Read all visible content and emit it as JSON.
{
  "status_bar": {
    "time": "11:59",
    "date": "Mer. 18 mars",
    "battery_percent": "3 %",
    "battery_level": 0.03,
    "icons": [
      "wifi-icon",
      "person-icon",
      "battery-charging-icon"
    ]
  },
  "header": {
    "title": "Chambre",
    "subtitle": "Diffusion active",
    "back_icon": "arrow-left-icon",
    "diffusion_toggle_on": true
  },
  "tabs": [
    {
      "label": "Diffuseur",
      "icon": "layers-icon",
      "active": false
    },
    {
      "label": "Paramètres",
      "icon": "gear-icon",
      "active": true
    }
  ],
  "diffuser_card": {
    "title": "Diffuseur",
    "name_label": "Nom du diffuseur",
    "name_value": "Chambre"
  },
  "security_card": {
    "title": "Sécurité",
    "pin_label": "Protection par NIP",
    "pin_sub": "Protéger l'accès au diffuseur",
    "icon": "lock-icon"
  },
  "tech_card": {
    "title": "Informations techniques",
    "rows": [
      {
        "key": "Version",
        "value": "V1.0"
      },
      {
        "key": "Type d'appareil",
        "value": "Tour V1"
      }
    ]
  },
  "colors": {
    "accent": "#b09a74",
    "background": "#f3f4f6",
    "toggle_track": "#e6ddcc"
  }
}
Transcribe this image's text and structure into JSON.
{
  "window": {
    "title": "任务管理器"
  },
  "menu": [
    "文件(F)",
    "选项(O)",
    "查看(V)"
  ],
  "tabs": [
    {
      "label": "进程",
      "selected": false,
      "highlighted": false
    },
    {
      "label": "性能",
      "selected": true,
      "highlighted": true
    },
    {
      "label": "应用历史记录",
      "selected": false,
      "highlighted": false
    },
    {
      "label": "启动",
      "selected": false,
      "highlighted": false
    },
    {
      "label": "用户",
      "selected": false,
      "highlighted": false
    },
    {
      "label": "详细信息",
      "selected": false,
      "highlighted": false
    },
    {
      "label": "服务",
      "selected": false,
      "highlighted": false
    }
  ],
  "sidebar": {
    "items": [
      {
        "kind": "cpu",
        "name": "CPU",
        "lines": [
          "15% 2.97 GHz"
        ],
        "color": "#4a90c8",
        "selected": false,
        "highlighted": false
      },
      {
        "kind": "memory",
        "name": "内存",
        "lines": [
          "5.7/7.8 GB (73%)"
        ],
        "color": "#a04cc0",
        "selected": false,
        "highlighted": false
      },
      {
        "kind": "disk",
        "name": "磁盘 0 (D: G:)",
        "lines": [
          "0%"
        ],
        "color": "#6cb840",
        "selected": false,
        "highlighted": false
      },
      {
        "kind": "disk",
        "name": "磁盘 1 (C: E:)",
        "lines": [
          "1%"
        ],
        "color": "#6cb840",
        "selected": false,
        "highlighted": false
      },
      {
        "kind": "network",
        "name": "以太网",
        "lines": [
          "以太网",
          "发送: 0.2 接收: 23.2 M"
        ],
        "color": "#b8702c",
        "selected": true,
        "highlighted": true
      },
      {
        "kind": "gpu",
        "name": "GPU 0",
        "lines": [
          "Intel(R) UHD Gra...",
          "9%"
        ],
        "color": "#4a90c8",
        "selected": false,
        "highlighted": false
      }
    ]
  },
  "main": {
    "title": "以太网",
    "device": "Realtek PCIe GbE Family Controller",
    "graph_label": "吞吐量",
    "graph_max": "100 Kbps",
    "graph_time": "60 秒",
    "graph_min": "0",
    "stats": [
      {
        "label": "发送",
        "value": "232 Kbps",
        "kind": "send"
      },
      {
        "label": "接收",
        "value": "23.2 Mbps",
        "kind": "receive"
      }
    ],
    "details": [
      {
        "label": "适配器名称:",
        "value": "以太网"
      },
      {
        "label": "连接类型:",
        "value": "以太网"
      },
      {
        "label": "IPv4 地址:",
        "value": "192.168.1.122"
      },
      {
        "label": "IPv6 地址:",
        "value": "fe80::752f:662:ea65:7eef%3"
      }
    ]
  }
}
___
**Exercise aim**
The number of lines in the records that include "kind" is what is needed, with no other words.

**Response area**
8